**How to complete this task**
Please give back the listing below in full. Change nothing.

**Available data**
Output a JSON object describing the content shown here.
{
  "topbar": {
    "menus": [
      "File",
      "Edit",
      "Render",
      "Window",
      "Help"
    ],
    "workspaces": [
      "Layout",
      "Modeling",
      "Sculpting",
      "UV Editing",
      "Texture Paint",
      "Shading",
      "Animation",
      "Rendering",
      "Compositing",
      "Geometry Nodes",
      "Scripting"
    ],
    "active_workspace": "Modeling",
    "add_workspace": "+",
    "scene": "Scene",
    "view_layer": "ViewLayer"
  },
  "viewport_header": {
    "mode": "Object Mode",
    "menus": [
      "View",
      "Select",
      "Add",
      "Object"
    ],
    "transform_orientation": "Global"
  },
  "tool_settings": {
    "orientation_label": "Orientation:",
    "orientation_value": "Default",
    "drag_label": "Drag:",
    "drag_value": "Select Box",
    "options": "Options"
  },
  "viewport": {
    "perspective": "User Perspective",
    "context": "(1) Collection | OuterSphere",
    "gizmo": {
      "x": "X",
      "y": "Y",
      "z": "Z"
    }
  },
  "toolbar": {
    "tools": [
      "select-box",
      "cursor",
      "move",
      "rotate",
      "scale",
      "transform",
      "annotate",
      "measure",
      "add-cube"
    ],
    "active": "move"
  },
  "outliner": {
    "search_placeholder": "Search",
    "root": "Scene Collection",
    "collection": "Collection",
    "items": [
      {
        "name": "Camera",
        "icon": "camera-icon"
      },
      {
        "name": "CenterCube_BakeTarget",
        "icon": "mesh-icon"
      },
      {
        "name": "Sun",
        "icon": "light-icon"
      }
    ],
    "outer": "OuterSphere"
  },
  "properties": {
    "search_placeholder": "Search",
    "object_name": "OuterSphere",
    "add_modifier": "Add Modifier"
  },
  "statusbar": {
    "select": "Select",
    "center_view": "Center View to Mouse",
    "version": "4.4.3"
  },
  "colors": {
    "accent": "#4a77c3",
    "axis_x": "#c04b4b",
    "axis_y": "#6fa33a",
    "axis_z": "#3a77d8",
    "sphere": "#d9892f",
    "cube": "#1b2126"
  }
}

**Exercise response**
Output a JSON object describing the content shown here.
{
  "topbar": {
    "menus": [
      "File",
      "Edit",
      "Render",
      "Window",
      "Help"
    ],
    "workspaces": [
      "Layout",
      "Modeling",
      "Sculpting",
      "UV Editing",
      "Texture Paint",
      "Shading",
      "Animation",
      "Rendering",
      "Compositing",
      "Geometry Nodes",
      "Scripting"
    ],
    "active_workspace": "Modeling",
    "add_workspace": "+",
    "scene": "Scene",
    "view_layer": "ViewLayer"
  },
  "viewport_header": {
    "mode": "Object Mode",
    "menus": [
      "View",
      "Select",
      "Add",
      "Object"
    ],
    "transform_orientation": "Global"
  },
  "tool_settings": {
    "orientation_label": "Orientation:",
    "orientation_value": "Default",
    "drag_label": "Drag:",
    "drag_value": "Select Box",
    "options": "Options"
  },
  "viewport": {
    "perspective": "User Perspective",
    "context": "(1) Collection | OuterSphere",
    "gizmo": {
      "x": "X",
      "y": "Y",
      "z": "Z"
    }
  },
  "toolbar": {
    "tools": [
      "select-box",
      "cursor",
      "move",
      "rotate",
      "scale",
      "transform",
      "annotate",
      "measure",
      "add-cube"
    ],
    "active": "move"
  },
  "outliner": {
    "search_placeholder": "Search",
    "root": "Scene Collection",
    "collection": "Collection",
    "items": [
      {
        "name": "Camera",
        "icon": "camera-icon"
      },
      {
        "name": "CenterCube_BakeTarget",
        "icon": "mesh-icon"
      },
      {
        "name": "Sun",
        "icon": "light-icon"
      }
    ],
    "outer": "OuterSphere"
  },
  "properties": {
    "search_placeholder": "Search",
    "object_name": "OuterSphere",
    "add_modifier": "Add Modifier"
  },
  "statusbar": {
    "select": "Select",
    "center_view": "Center View to Mouse",
    "version": "4.4.3"
  },
  "colors": {
    "accent": "#4a77c3",
    "axis_x": "#c04b4b",
    "axis_y": "#6fa33a",
    "axis_z": "#3a77d8",
    "sphere": "#d9892f",
    "cube": "#1b2126"
  }
}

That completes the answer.